■ TASK STATEMENT
Please copy exactly every line from the one that contains "Read all visible content and emit it as JSON." to the end of the data below, with both ends included and no other lines.

■ DATA PROVIDED
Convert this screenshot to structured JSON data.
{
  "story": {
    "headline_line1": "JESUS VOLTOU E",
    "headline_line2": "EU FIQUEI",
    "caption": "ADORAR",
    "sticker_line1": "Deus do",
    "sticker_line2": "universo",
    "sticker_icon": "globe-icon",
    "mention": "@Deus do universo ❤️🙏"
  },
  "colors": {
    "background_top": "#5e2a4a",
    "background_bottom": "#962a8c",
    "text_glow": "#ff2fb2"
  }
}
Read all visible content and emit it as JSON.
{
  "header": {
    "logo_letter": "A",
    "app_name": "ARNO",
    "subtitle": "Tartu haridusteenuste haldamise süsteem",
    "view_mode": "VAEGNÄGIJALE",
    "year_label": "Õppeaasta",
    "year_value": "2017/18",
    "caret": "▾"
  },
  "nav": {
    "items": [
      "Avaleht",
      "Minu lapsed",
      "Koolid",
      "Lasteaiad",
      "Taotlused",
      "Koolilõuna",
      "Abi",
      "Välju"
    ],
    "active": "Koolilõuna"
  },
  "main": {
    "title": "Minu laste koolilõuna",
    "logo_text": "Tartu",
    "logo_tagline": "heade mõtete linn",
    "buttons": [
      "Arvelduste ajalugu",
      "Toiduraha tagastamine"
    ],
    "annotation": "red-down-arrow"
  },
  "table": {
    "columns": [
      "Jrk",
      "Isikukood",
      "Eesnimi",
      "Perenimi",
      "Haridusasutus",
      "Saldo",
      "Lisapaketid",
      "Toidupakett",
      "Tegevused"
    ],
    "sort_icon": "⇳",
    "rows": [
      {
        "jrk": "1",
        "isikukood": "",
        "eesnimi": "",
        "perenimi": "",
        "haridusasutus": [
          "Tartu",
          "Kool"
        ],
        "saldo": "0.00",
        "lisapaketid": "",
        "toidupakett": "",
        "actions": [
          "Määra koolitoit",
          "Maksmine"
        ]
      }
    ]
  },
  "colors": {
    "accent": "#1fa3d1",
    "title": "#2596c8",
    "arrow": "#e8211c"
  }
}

■ RESPONSE BELOW
Read all visible content and emit it as JSON.
{
  "header": {
    "logo_letter": "A",
    "app_name": "ARNO",
    "subtitle": "Tartu haridusteenuste haldamise süsteem",
    "view_mode": "VAEGNÄGIJALE",
    "year_label": "Õppeaasta",
    "year_value": "2017/18",
    "caret": "▾"
  },
  "nav": {
    "items": [
      "Avaleht",
      "Minu lapsed",
      "Koolid",
      "Lasteaiad",
      "Taotlused",
      "Koolilõuna",
      "Abi",
      "Välju"
    ],
    "active": "Koolilõuna"
  },
  "main": {
    "title": "Minu laste koolilõuna",
    "logo_text": "Tartu",
    "logo_tagline": "heade mõtete linn",
    "buttons": [
      "Arvelduste ajalugu",
      "Toiduraha tagastamine"
    ],
    "annotation": "red-down-arrow"
  },
  "table": {
    "columns": [
      "Jrk",
      "Isikukood",
      "Eesnimi",
      "Perenimi",
      "Haridusasutus",
      "Saldo",
      "Lisapaketid",
      "Toidupakett",
      "Tegevused"
    ],
    "sort_icon": "⇳",
    "rows": [
      {
        "jrk": "1",
        "isikukood": "",
        "eesnimi": "",
        "perenimi": "",
        "haridusasutus": [
          "Tartu",
          "Kool"
        ],
        "saldo": "0.00",
        "lisapaketid": "",
        "toidupakett": "",
        "actions": [
          "Määra koolitoit",
          "Maksmine"
        ]
      }
    ]
  },
  "colors": {
    "accent": "#1fa3d1",
    "title": "#2596c8",
    "arrow": "#e8211c"
  }
}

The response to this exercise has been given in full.